START WORKING DATA
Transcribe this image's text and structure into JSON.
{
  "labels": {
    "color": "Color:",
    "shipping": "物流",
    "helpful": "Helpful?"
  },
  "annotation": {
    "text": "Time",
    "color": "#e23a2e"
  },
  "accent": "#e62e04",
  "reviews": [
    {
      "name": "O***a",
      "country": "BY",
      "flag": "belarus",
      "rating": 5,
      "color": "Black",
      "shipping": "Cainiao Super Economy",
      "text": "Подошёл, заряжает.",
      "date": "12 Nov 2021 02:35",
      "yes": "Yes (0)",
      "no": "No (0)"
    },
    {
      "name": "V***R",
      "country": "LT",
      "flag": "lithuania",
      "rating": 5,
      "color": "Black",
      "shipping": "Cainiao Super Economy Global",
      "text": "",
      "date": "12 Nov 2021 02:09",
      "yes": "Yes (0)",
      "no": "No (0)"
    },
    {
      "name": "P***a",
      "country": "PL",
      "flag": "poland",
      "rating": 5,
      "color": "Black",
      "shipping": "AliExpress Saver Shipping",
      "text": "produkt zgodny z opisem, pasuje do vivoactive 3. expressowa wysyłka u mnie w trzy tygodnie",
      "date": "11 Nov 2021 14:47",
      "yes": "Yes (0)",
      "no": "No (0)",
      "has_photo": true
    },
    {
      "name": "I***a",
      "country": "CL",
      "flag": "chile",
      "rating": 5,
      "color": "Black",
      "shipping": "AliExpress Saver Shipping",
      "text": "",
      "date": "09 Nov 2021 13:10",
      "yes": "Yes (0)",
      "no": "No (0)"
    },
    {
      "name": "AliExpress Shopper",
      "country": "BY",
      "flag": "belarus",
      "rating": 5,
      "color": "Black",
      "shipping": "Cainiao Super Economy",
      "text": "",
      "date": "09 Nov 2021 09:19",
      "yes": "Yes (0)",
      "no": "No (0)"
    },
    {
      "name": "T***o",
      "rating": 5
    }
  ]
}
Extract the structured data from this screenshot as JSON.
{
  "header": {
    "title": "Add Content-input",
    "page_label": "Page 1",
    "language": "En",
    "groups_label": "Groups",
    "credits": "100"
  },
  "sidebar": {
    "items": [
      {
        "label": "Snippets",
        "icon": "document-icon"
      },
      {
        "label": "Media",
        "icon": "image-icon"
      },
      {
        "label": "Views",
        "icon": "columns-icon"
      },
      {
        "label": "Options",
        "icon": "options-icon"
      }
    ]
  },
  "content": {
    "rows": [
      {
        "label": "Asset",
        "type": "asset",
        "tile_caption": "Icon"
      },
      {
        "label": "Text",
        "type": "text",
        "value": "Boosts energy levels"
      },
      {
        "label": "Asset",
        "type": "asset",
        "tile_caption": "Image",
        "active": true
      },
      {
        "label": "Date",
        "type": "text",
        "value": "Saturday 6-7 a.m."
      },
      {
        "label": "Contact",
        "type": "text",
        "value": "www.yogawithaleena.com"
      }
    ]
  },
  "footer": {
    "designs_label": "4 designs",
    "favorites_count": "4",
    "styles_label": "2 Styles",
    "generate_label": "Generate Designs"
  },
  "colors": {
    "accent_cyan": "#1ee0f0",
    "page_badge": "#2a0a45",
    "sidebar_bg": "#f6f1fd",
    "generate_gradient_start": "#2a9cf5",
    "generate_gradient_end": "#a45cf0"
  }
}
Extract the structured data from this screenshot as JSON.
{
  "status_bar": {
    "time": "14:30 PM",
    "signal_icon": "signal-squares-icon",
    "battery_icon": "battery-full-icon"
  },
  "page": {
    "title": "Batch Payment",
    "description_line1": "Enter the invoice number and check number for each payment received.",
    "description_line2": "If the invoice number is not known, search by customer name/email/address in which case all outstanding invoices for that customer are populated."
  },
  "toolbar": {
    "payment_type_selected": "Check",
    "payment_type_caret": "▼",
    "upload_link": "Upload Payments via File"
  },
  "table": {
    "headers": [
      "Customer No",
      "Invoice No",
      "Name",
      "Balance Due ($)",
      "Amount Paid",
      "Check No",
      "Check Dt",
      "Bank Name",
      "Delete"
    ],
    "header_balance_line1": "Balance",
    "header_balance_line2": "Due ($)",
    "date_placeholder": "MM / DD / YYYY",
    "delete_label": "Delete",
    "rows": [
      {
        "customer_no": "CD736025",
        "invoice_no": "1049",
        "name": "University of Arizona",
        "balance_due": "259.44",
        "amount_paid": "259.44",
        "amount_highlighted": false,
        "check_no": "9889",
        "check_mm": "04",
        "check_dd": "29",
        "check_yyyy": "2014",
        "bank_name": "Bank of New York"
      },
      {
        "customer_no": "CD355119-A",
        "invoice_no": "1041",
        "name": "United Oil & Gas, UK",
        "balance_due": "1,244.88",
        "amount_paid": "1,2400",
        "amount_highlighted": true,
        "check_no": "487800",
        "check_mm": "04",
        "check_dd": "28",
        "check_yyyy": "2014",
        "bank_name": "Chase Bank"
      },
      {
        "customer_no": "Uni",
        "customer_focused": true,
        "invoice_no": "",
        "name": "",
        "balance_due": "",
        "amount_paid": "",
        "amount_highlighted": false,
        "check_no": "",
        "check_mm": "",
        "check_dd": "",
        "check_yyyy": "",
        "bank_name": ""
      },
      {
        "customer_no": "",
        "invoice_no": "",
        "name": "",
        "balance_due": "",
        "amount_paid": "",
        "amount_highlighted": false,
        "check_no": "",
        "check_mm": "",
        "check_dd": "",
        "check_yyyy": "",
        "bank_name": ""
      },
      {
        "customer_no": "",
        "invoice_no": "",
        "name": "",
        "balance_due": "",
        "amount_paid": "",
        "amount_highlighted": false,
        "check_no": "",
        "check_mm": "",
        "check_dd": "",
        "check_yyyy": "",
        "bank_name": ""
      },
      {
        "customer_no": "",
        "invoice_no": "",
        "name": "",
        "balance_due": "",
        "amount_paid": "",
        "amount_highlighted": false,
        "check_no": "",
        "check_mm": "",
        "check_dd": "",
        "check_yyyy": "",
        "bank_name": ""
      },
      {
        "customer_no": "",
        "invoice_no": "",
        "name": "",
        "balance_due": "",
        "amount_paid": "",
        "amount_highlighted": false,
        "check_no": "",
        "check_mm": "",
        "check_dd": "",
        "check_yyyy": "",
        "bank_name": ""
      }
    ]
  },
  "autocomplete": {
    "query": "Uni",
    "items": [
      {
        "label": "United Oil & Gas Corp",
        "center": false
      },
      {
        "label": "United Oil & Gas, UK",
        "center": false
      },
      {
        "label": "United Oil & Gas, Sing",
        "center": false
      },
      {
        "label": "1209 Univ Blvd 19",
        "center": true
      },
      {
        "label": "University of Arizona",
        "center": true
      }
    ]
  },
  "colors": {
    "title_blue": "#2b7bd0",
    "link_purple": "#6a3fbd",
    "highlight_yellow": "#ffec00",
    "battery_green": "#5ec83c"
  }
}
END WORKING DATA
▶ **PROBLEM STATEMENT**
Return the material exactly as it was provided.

▶ **ANSWER TO THE PROBLEM**
Transcribe this image's text and structure into JSON.
{
  "labels": {
    "color": "Color:",
    "shipping": "物流",
    "helpful": "Helpful?"
  },
  "annotation": {
    "text": "Time",
    "color": "#e23a2e"
  },
  "accent": "#e62e04",
  "reviews": [
    {
      "name": "O***a",
      "country": "BY",
      "flag": "belarus",
      "rating": 5,
      "color": "Black",
      "shipping": "Cainiao Super Economy",
      "text": "Подошёл, заряжает.",
      "date": "12 Nov 2021 02:35",
      "yes": "Yes (0)",
      "no": "No (0)"
    },
    {
      "name": "V***R",
      "country": "LT",
      "flag": "lithuania",
      "rating": 5,
      "color": "Black",
      "shipping": "Cainiao Super Economy Global",
      "text": "",
      "date": "12 Nov 2021 02:09",
      "yes": "Yes (0)",
      "no": "No (0)"
    },
    {
      "name": "P***a",
      "country": "PL",
      "flag": "poland",
      "rating": 5,
      "color": "Black",
      "shipping": "AliExpress Saver Shipping",
      "text": "produkt zgodny z opisem, pasuje do vivoactive 3. expressowa wysyłka u mnie w trzy tygodnie",
      "date": "11 Nov 2021 14:47",
      "yes": "Yes (0)",
      "no": "No (0)",
      "has_photo": true
    },
    {
      "name": "I***a",
      "country": "CL",
      "flag": "chile",
      "rating": 5,
      "color": "Black",
      "shipping": "AliExpress Saver Shipping",
      "text": "",
      "date": "09 Nov 2021 13:10",
      "yes": "Yes (0)",
      "no": "No (0)"
    },
    {
      "name": "AliExpress Shopper",
      "country": "BY",
      "flag": "belarus",
      "rating": 5,
      "color": "Black",
      "shipping": "Cainiao Super Economy",
      "text": "",
      "date": "09 Nov 2021 09:19",
      "yes": "Yes (0)",
      "no": "No (0)"
    },
    {
      "name": "T***o",
      "rating": 5
    }
  ]
}
Extract the structured data from this screenshot as JSON.
{
  "header": {
    "title": "Add Content-input",
    "page_label": "Page 1",
    "language": "En",
    "groups_label": "Groups",
    "credits": "100"
  },
  "sidebar": {
    "items": [
      {
        "label": "Snippets",
        "icon": "document-icon"
      },
      {
        "label": "Media",
        "icon": "image-icon"
      },
      {
        "label": "Views",
        "icon": "columns-icon"
      },
      {
        "label": "Options",
        "icon": "options-icon"
      }
    ]
  },
  "content": {
    "rows": [
      {
        "label": "Asset",
        "type": "asset",
        "tile_caption": "Icon"
      },
      {
        "label": "Text",
        "type": "text",
        "value": "Boosts energy levels"
      },
      {
        "label": "Asset",
        "type": "asset",
        "tile_caption": "Image",
        "active": true
      },
      {
        "label": "Date",
        "type": "text",
        "value": "Saturday 6-7 a.m."
      },
      {
        "label": "Contact",
        "type": "text",
        "value": "www.yogawithaleena.com"
      }
    ]
  },
  "footer": {
    "designs_label": "4 designs",
    "favorites_count": "4",
    "styles_label": "2 Styles",
    "generate_label": "Generate Designs"
  },
  "colors": {
    "accent_cyan": "#1ee0f0",
    "page_badge": "#2a0a45",
    "sidebar_bg": "#f6f1fd",
    "generate_gradient_start": "#2a9cf5",
    "generate_gradient_end": "#a45cf0"
  }
}
Extract the structured data from this screenshot as JSON.
{
  "status_bar": {
    "time": "14:30 PM",
    "signal_icon": "signal-squares-icon",
    "battery_icon": "battery-full-icon"
  },
  "page": {
    "title": "Batch Payment",
    "description_line1": "Enter the invoice number and check number for each payment received.",
    "description_line2": "If the invoice number is not known, search by customer name/email/address in which case all outstanding invoices for that customer are populated."
  },
  "toolbar": {
    "payment_type_selected": "Check",
    "payment_type_caret": "▼",
    "upload_link": "Upload Payments via File"
  },
  "table": {
    "headers": [
      "Customer No",
      "Invoice No",
      "Name",
      "Balance Due ($)",
      "Amount Paid",
      "Check No",
      "Check Dt",
      "Bank Name",
      "Delete"
    ],
    "header_balance_line1": "Balance",
    "header_balance_line2": "Due ($)",
    "date_placeholder": "MM / DD / YYYY",
    "delete_label": "Delete",
    "rows": [
      {
        "customer_no": "CD736025",
        "invoice_no": "1049",
        "name": "University of Arizona",
        "balance_due": "259.44",
        "amount_paid": "259.44",
        "amount_highlighted": false,
        "check_no": "9889",
        "check_mm": "04",
        "check_dd": "29",
        "check_yyyy": "2014",
        "bank_name": "Bank of New York"
      },
      {
        "customer_no": "CD355119-A",
        "invoice_no": "1041",
        "name": "United Oil & Gas, UK",
        "balance_due": "1,244.88",
        "amount_paid": "1,2400",
        "amount_highlighted": true,
        "check_no": "487800",
        "check_mm": "04",
        "check_dd": "28",
        "check_yyyy": "2014",
        "bank_name": "Chase Bank"
      },
      {
        "customer_no": "Uni",
        "customer_focused": true,
        "invoice_no": "",
        "name": "",
        "balance_due": "",
        "amount_paid": "",
        "amount_highlighted": false,
        "check_no": "",
        "check_mm": "",
        "check_dd": "",
        "check_yyyy": "",
        "bank_name": ""
      },
      {
        "customer_no": "",
        "invoice_no": "",
        "name": "",
        "balance_due": "",
        "amount_paid": "",
        "amount_highlighted": false,
        "check_no": "",
        "check_mm": "",
        "check_dd": "",
        "check_yyyy": "",
        "bank_name": ""
      },
      {
        "customer_no": "",
        "invoice_no": "",
        "name": "",
        "balance_due": "",
        "amount_paid": "",
        "amount_highlighted": false,
        "check_no": "",
        "check_mm": "",
        "check_dd": "",
        "check_yyyy": "",
        "bank_name": ""
      },
      {
        "customer_no": "",
        "invoice_no": "",
        "name": "",
        "balance_due": "",
        "amount_paid": "",
        "amount_highlighted": false,
        "check_no": "",
        "check_mm": "",
        "check_dd": "",
        "check_yyyy": "",
        "bank_name": ""
      },
      {
        "customer_no": "",
        "invoice_no": "",
        "name": "",
        "balance_due": "",
        "amount_paid": "",
        "amount_highlighted": false,
        "check_no": "",
        "check_mm": "",
        "check_dd": "",
        "check_yyyy": "",
        "bank_name": ""
      }
    ]
  },
  "autocomplete": {
    "query": "Uni",
    "items": [
      {
        "label": "United Oil & Gas Corp",
        "center": false
      },
      {
        "label": "United Oil & Gas, UK",
        "center": false
      },
      {
        "label": "United Oil & Gas, Sing",
        "center": false
      },
      {
        "label": "1209 Univ Blvd 19",
        "center": true
      },
      {
        "label": "University of Arizona",
        "center": true
      }
    ]
  },
  "colors": {
    "title_blue": "#2b7bd0",
    "link_purple": "#6a3fbd",
    "highlight_yellow": "#ffec00",
    "battery_green": "#5ec83c"
  }
}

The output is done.